“For longer translations I’ve worked on, I’ve tried to get a first draft completed as quickly as possible and then go back to revise,” he states. “Yet for this work, I found myself undoing many of my edits in order to preserve the roughness of thought, the strangeness or randomness in the original. I would edit my own work and then return to the original text and think, ‘This is illogical, but this is the way she wrote it, so I need to keep it since thoughts and emotions are illogical.’”
The book is an immersive read and Almony’s translation magnificently preserves Saihate’s feeling of unstable, callow young people. The very first area is tautly stabilized by the sensible 2nd area, where the survivors use a larger viewpoint on the catastrophe. Almony likewise consists of 2 afterwords from Saihate to provide even more understanding on the tale’s styles

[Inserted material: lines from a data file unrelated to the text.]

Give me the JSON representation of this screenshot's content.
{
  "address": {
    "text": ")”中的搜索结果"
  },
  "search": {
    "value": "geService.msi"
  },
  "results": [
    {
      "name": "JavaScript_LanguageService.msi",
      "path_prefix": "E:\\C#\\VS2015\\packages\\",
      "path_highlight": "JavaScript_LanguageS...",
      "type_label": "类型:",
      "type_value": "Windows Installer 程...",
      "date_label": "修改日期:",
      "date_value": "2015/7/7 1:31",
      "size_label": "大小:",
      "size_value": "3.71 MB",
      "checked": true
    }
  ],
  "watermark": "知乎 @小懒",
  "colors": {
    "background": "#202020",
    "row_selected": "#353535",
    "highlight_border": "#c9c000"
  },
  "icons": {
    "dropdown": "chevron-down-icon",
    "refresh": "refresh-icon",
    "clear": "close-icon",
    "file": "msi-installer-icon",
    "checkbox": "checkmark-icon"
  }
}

Like numerous in Japan, Almony found Saihate via her verse, with which she has actually discovered both mainstream and below ground success. Saihate began by releasing her work with a individual blog site throughout intermediate school, yet from 2004, she came to be respected, launching a gush of verse, books and essays.
She has actually progressively increased her fanbase with interactive online verse, such as sessions in which followers view her rhymes base on their displays as she creates in live, and an on the internet video game in 2014 called Shi Shooting, which shares resemblances to the computer game Space Invaders and enables gamers to “shoot” her rhymes as they slide throughout the display. In 2017, one of her collections of verse was made right into the movie, “The Tokyo Night Sky is Always the Densest Shade of Blue,” and an event of her “visual poetry” is presently on display screen at the Art Gallery Artium in Fukuoka till Sept. 27.
For Saihate, art gives a vital method to partly link our misconceptions. “As a poet, I feel I can only borrow the words everyone uses,” she states. “Yet within art, whether it be literature or music or film, there is a moment in time to communicate personally to the reader or listener or viewer. For humans who must live within the uneasy boundaries between self and other, alongside our inability to fully perceive ourselves, that time is precious.”